- Exercise:
What lines in the records below hold the string "Intel"? Please show them.

(Data in this exercise begins)

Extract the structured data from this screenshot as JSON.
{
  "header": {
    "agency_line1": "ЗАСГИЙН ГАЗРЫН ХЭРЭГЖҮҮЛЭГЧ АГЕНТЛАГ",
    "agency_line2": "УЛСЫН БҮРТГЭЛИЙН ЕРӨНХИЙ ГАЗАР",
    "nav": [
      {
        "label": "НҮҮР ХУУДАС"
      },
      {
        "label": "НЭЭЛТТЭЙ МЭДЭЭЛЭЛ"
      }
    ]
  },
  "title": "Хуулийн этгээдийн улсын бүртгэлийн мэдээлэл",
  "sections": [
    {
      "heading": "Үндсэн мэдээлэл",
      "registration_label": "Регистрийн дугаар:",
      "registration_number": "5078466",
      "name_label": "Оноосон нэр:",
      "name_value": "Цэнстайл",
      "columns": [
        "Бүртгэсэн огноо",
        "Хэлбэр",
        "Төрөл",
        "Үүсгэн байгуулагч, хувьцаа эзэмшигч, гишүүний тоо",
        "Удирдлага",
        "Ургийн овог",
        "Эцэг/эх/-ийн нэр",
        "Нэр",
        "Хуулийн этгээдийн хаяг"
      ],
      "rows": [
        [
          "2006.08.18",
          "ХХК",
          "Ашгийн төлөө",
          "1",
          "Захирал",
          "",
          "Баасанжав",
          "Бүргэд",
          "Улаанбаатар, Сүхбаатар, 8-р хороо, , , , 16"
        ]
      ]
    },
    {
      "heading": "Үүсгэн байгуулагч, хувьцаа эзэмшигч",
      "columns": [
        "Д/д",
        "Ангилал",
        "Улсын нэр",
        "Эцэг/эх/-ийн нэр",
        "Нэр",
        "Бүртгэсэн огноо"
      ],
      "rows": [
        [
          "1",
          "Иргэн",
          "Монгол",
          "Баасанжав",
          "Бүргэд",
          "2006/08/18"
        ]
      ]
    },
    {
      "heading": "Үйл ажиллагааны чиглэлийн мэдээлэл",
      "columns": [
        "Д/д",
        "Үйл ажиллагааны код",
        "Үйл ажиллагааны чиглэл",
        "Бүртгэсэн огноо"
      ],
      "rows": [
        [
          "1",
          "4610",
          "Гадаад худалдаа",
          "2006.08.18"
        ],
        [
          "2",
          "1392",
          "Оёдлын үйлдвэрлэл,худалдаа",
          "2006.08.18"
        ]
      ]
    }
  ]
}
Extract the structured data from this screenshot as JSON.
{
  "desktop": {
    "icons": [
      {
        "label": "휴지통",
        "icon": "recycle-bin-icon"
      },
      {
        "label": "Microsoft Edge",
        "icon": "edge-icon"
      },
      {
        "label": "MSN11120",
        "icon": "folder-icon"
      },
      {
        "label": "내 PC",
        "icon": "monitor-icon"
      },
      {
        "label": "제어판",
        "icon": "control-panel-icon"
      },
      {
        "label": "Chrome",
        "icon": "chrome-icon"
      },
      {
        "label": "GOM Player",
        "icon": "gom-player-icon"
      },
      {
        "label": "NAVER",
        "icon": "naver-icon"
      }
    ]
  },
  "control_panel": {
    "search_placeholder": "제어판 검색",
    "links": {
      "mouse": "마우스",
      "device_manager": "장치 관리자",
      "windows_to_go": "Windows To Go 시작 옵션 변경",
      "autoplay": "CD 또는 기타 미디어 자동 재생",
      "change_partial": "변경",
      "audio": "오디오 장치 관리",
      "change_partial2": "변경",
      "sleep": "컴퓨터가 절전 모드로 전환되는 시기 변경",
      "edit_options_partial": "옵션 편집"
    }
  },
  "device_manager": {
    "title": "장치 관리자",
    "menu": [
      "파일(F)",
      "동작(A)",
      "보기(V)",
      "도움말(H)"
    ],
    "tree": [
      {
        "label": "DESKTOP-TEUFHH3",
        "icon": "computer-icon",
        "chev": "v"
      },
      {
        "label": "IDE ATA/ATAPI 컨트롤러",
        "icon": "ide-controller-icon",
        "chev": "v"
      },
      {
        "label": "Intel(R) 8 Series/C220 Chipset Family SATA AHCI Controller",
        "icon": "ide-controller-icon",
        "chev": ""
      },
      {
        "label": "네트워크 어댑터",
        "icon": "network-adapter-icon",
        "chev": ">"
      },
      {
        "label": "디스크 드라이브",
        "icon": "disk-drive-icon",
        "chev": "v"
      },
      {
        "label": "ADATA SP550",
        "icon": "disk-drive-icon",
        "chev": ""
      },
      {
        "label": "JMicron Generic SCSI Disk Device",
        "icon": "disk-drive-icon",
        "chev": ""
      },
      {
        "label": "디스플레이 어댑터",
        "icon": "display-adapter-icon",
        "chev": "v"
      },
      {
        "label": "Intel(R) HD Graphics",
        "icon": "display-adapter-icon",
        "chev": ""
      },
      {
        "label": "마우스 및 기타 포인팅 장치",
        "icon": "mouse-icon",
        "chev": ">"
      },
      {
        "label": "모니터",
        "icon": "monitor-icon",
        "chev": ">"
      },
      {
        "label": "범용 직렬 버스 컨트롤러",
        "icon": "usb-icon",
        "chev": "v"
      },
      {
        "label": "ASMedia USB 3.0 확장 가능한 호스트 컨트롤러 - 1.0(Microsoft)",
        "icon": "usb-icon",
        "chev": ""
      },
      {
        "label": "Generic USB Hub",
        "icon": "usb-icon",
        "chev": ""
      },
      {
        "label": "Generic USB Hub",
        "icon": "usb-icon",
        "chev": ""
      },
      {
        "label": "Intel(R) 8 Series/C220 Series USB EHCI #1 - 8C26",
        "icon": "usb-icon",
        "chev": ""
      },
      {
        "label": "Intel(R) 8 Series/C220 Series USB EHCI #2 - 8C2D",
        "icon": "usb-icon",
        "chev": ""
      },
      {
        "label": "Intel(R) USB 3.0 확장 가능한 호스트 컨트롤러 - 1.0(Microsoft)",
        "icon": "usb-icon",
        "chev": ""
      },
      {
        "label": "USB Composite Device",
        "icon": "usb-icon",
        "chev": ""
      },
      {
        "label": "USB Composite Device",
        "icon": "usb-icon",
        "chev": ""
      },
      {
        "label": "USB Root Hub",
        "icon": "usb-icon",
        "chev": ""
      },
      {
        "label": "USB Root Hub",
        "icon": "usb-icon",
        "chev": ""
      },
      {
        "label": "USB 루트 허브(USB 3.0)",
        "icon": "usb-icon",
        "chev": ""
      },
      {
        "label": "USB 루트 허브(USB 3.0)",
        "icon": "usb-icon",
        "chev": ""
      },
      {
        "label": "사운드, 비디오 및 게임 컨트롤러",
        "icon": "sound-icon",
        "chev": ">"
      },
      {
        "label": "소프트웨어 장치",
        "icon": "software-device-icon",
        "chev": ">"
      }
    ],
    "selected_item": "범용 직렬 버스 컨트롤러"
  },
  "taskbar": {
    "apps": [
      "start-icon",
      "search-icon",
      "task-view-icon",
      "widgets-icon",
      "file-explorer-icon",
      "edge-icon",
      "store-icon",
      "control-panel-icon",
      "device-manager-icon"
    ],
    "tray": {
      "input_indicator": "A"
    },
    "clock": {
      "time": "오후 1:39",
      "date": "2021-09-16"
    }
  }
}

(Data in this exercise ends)

- Answer:
        "label": "Intel(R) 8 Series/C220 Chipset Family SATA AHCI Controller",
        "label": "Intel(R) HD Graphics",
        "label": "Intel(R) 8 Series/C220 Series USB EHCI #1 - 8C26",
        "label": "Intel(R) 8 Series/C220 Series USB EHCI #2 - 8C2D",
        "label": "Intel(R) USB 3.0 확장 가능한 호스트 컨트롤러 - 1.0(Microsoft)",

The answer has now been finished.